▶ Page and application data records
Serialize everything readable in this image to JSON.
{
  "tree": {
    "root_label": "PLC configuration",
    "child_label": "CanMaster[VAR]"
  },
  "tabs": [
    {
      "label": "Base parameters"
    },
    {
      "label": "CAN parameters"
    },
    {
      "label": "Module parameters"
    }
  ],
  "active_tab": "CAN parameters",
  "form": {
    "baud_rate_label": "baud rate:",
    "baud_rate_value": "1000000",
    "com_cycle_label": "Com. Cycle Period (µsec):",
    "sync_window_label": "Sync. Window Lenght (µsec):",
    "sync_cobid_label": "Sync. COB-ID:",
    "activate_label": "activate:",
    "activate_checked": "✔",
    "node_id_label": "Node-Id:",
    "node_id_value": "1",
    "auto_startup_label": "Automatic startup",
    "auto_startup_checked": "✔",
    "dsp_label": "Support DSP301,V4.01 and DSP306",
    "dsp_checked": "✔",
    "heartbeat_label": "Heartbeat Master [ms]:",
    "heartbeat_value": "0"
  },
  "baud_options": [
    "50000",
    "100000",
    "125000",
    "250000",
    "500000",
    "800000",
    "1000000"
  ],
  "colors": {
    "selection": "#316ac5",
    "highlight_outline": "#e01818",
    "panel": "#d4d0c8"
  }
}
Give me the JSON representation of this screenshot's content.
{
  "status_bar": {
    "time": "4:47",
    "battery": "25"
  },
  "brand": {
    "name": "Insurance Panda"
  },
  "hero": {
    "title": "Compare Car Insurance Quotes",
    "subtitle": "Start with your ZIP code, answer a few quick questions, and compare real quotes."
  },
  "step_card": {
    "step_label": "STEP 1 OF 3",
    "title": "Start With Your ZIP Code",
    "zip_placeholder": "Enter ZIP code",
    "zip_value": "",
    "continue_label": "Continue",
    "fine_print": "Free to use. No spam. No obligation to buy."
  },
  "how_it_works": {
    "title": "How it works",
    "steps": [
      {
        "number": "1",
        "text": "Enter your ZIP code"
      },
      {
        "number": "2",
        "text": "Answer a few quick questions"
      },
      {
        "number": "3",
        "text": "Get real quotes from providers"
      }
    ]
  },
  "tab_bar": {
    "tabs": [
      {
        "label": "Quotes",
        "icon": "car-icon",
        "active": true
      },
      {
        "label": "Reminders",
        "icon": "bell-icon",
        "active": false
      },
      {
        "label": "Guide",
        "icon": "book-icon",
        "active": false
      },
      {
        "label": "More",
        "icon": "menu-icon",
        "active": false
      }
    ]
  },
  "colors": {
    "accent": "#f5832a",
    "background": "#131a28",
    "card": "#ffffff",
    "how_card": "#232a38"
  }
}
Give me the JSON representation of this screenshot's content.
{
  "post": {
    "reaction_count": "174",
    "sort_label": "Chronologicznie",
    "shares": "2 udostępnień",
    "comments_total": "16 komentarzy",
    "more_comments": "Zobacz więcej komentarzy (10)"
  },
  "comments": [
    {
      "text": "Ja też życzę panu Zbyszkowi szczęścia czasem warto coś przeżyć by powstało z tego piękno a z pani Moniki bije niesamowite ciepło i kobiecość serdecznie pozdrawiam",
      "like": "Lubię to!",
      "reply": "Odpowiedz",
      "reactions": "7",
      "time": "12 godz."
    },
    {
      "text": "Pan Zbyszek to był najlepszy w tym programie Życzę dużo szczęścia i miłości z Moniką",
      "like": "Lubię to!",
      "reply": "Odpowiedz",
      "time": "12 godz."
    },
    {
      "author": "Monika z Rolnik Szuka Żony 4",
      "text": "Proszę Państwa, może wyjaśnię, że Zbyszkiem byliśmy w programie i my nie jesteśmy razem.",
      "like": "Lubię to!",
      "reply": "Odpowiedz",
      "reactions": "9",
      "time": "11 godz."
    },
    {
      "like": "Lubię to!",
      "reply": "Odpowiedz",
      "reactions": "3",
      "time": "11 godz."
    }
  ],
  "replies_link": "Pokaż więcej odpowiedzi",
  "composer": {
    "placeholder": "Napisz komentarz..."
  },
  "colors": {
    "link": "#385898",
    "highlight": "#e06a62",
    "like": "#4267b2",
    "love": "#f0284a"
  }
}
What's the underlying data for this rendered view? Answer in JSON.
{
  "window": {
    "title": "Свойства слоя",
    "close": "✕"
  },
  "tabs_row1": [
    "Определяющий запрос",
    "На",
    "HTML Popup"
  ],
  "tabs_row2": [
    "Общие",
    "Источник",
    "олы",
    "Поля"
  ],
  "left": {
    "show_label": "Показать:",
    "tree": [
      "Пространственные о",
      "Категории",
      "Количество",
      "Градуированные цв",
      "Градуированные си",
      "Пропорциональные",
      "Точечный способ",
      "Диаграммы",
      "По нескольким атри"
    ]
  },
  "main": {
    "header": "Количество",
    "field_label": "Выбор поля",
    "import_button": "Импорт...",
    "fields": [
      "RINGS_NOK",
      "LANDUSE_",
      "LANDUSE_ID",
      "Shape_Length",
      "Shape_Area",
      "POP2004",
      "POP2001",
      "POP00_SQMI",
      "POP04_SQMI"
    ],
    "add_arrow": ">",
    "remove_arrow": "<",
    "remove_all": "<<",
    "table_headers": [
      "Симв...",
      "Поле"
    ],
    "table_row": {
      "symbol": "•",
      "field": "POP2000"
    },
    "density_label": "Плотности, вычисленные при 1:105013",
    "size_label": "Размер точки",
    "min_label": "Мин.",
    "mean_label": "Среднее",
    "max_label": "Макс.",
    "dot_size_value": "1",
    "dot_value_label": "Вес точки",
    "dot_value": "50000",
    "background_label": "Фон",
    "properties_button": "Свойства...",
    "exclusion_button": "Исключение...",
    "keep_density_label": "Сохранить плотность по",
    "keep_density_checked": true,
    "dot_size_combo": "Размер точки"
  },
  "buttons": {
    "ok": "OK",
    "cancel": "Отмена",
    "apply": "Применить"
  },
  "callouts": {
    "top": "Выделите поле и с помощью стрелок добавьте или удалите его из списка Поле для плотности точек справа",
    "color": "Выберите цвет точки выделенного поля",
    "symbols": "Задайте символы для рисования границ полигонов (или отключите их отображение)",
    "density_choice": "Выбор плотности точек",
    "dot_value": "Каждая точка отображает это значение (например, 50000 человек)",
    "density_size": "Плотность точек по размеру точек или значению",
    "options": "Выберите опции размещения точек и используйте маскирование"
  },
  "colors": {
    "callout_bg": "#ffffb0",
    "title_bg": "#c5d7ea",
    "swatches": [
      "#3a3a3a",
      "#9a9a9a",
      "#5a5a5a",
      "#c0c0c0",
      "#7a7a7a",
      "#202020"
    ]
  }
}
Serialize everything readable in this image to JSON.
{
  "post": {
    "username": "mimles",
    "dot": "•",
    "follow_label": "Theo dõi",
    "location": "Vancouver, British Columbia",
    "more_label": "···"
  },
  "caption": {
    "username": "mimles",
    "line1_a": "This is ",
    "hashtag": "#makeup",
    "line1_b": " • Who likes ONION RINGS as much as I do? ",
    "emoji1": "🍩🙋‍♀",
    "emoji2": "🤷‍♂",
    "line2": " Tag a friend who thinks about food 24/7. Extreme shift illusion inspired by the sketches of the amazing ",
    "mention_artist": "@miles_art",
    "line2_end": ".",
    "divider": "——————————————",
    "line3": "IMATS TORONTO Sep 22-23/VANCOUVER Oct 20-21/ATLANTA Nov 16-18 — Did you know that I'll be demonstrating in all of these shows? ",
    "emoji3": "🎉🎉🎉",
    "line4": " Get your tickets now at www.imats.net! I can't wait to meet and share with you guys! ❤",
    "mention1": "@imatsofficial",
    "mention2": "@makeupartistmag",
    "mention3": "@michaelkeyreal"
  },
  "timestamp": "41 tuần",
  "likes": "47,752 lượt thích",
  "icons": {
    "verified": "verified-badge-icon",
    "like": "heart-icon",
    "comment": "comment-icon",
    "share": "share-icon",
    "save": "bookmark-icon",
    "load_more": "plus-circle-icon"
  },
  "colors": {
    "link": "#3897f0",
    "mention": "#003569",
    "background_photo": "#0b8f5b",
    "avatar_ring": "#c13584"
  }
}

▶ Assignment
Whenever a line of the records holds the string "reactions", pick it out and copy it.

▶ Exercise result
      "reactions": "7",
      "reactions": "9",
      "reactions": "3",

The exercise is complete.